- A guide to approach the integrated management of heritage sites and monuments
- A visitor management plan template for heritage sites
- A series of management proposals for the 7 GeoparkLIFE demonstrations sites:
- A monitoring app for heritage sites, monuments and trails
- The Geoparks heritage data available to all on the Heritage Map viewer
- The project explored a universal access heritage education programme at the demonstration sites and documented the pilot programme:
3. Conservation Management
Through the GeoparkLIFE project we worked to develop the skills base of our stakeholders in the understanding, management and conservation of the natural and cultural heritage of the Geopark region. We are built partnerships between the state agencies with responsibility for heritage and conservation and the local communities looking to care for their heritage. Through a series of case study projects. This will develop a skill base within the Geopark community, enhancing the capabilities for conservation management and providing important demonstration projects to stimulate further action beyond the life of the GeoparkLIFE project.
- A destination managers guide to Developing Stakeholder Partnership Skills
- A series of checklists for implementing the community conservation programmes piloted under GeoparkLIFE:
- Management of Monuments by Community Groups
- Adopt a Hedgerow: Tourism Businesses maintaining their local environs
- Meitheal: Tourism Businesses giving back to local landowners
- Improving biodiversity though the Tidy Towns competition
- Leave No Trace: Integrating an international code of practice into local sustainable strategies
- A toolkit for implementing an integrated catchment management environmental awareness initiative with second level students
- The integrated catchment management project also produced a practical guide to using QGIS
- A video documenting the Meitheal case study was produced in 2014
Measuring and monitoring was core to the GeoparkLIFE project. At the outset of the project there was an absence of solid baseline data on the impacts tourism was having on our heritage sites, our landscape, and on our communities.

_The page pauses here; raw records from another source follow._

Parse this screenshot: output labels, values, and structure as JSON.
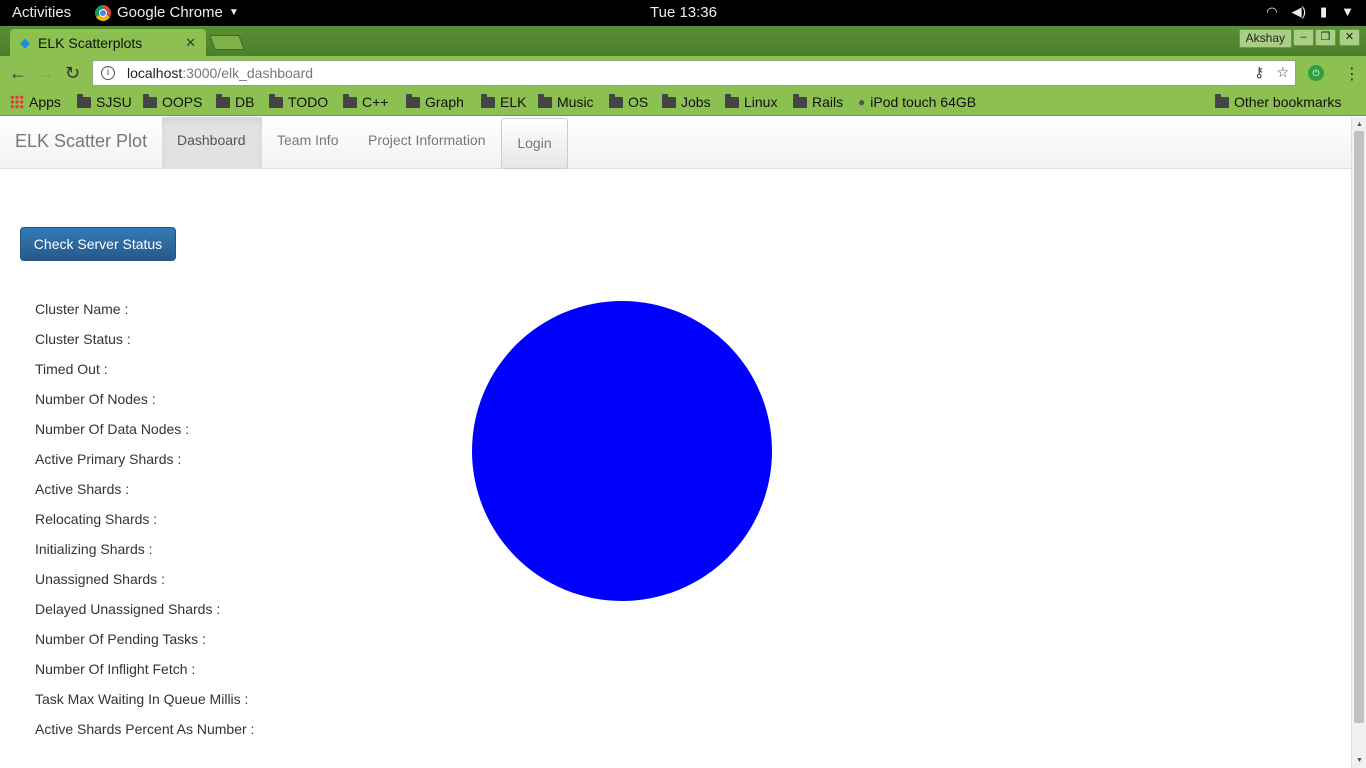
{
  "os_bar": {
    "activities": "Activities",
    "app_name": "Google Chrome",
    "clock": "Tue 13:36"
  },
  "browser": {
    "tab_title": "ELK Scatterplots",
    "user_name": "Akshay",
    "url_host": "localhost",
    "url_path": ":3000/elk_dashboard",
    "bookmarks": [
      "Apps",
      "SJSU",
      "OOPS",
      "DB",
      "TODO",
      "C++",
      "Graph",
      "ELK",
      "Music",
      "OS",
      "Jobs",
      "Linux",
      "Rails",
      "iPod touch 64GB"
    ],
    "other_bookmarks": "Other bookmarks",
    "theme_color": "#8cc152"
  },
  "navbar": {
    "brand": "ELK Scatter Plot",
    "items": [
      {
        "label": "Dashboard",
        "active": true
      },
      {
        "label": "Team Info",
        "active": false
      },
      {
        "label": "Project Information",
        "active": false
      }
    ],
    "login": "Login"
  },
  "main": {
    "check_button": "Check Server Status",
    "stats": [
      "Cluster Name :",
      "Cluster Status :",
      "Timed Out :",
      "Number Of Nodes :",
      "Number Of Data Nodes :",
      "Active Primary Shards :",
      "Active Shards :",
      "Relocating Shards :",
      "Initializing Shards :",
      "Unassigned Shards :",
      "Delayed Unassigned Shards :",
      "Number Of Pending Tasks :",
      "Number Of Inflight Fetch :",
      "Task Max Waiting In Queue Millis :",
      "Active Shards Percent As Number :"
    ],
    "circle_color": "#0000ff"
  }
}
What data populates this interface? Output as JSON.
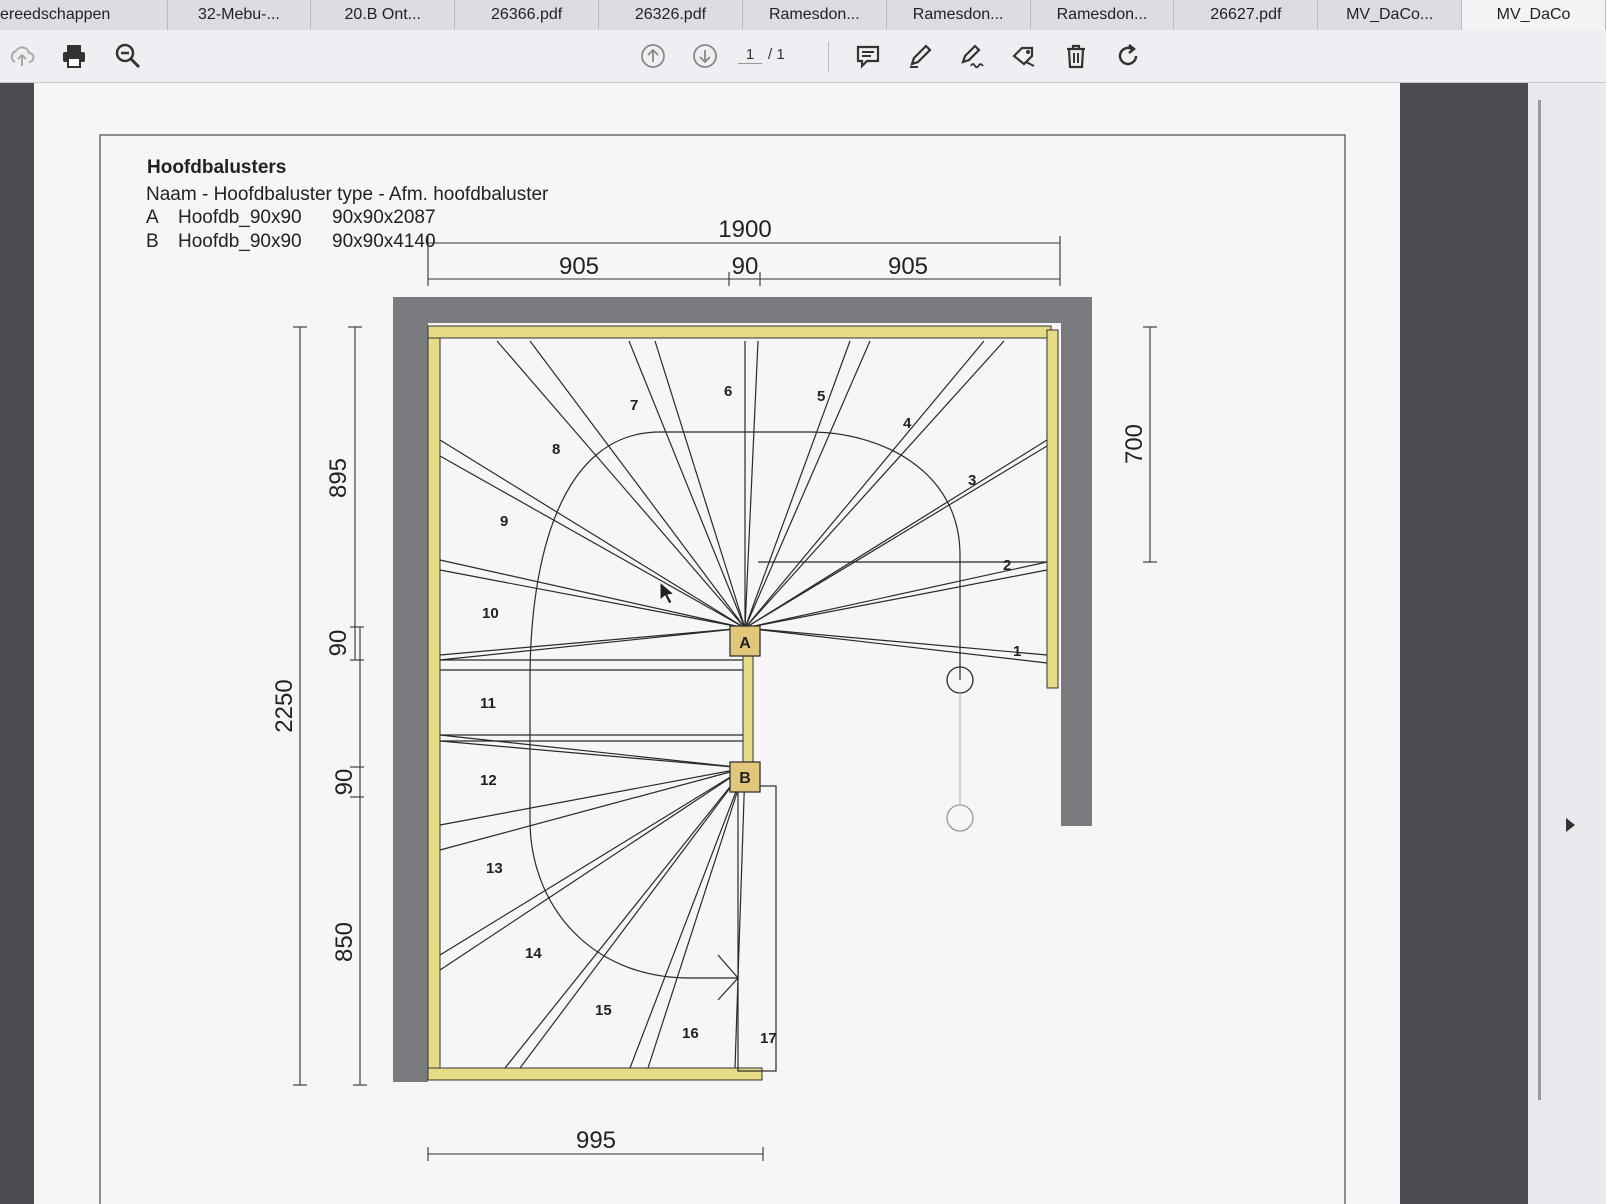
{
  "tabs": [
    {
      "label": "ereedschappen"
    },
    {
      "label": "32-Mebu-..."
    },
    {
      "label": "20.B Ont..."
    },
    {
      "label": "26366.pdf"
    },
    {
      "label": "26326.pdf"
    },
    {
      "label": "Ramesdon..."
    },
    {
      "label": "Ramesdon..."
    },
    {
      "label": "Ramesdon..."
    },
    {
      "label": "26627.pdf"
    },
    {
      "label": "MV_DaCo..."
    },
    {
      "label": "MV_DaCo"
    }
  ],
  "toolbar": {
    "icons": [
      "upload-cloud-icon",
      "print-icon",
      "zoom-out-icon",
      "page-up-icon",
      "page-down-icon",
      "comment-icon",
      "pen-icon",
      "sign-icon",
      "stamp-icon",
      "trash-icon",
      "rotate-icon"
    ],
    "page_current": "1",
    "page_total": "/ 1"
  },
  "legend": {
    "title": "Hoofdbalusters",
    "header": "Naam - Hoofdbaluster type - Afm. hoofdbaluster",
    "rows": [
      {
        "id": "A",
        "type": "Hoofdb_90x90",
        "size": "90x90x2087"
      },
      {
        "id": "B",
        "type": "Hoofdb_90x90",
        "size": "90x90x4140"
      }
    ]
  },
  "dimensions": {
    "total_width": "1900",
    "left_width": "905",
    "post_width": "90",
    "right_width": "905",
    "total_depth": "2250",
    "upper_depth": "895",
    "post_a": "90",
    "post_b": "90",
    "lower_depth": "850",
    "right_depth": "700",
    "bottom_width": "995"
  },
  "posts": [
    "A",
    "B"
  ],
  "steps": [
    "1",
    "2",
    "3",
    "4",
    "5",
    "6",
    "7",
    "8",
    "9",
    "10",
    "11",
    "12",
    "13",
    "14",
    "15",
    "16",
    "17"
  ],
  "colors": {
    "wall": "#7a7b7f",
    "stringer": "#e6dc86",
    "post": "#e2c67a",
    "line": "#2a2a2a"
  }
}
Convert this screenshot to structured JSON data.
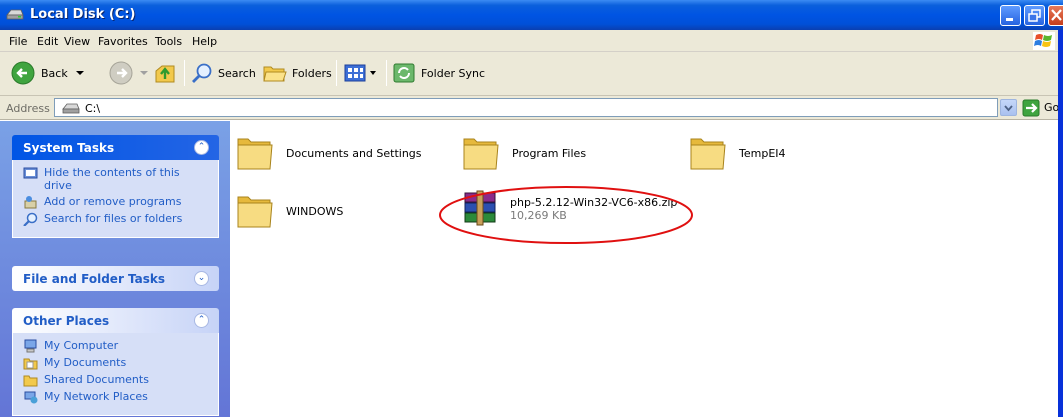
{
  "window": {
    "title": "Local Disk (C:)",
    "title_icon": "drive-icon"
  },
  "menu": [
    "File",
    "Edit",
    "View",
    "Favorites",
    "Tools",
    "Help"
  ],
  "toolbar": {
    "back_label": "Back",
    "search_label": "Search",
    "folders_label": "Folders",
    "sync_label": "Folder Sync"
  },
  "address": {
    "label": "Address",
    "value": "C:\\",
    "go_label": "Go"
  },
  "sidebar": {
    "system_tasks": {
      "title": "System Tasks",
      "items": [
        {
          "label": "Hide the contents of this drive",
          "icon": "hide-contents-icon"
        },
        {
          "label": "Add or remove programs",
          "icon": "add-remove-programs-icon"
        },
        {
          "label": "Search for files or folders",
          "icon": "search-icon"
        }
      ]
    },
    "file_tasks": {
      "title": "File and Folder Tasks"
    },
    "other_places": {
      "title": "Other Places",
      "items": [
        {
          "label": "My Computer",
          "icon": "computer-icon"
        },
        {
          "label": "My Documents",
          "icon": "my-documents-icon"
        },
        {
          "label": "Shared Documents",
          "icon": "shared-documents-icon"
        },
        {
          "label": "My Network Places",
          "icon": "network-places-icon"
        }
      ]
    }
  },
  "files": [
    {
      "name": "Documents and Settings",
      "type": "folder"
    },
    {
      "name": "Program Files",
      "type": "folder"
    },
    {
      "name": "TempEI4",
      "type": "folder"
    },
    {
      "name": "WINDOWS",
      "type": "folder"
    },
    {
      "name": "php-5.2.12-Win32-VC6-x86.zip",
      "type": "archive",
      "size": "10,269 KB",
      "highlighted": true
    }
  ],
  "colors": {
    "titlebar": "#0054e3",
    "highlight_ellipse": "#e01010",
    "task_link": "#215dc6"
  }
}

The project commissioned a number of reports and undertook several surveys and studies to provide us with a rounded view of the tourism pressures that exist in the Geopark. Click here for all the reports commissioned and produced through the GeoparkLIFE project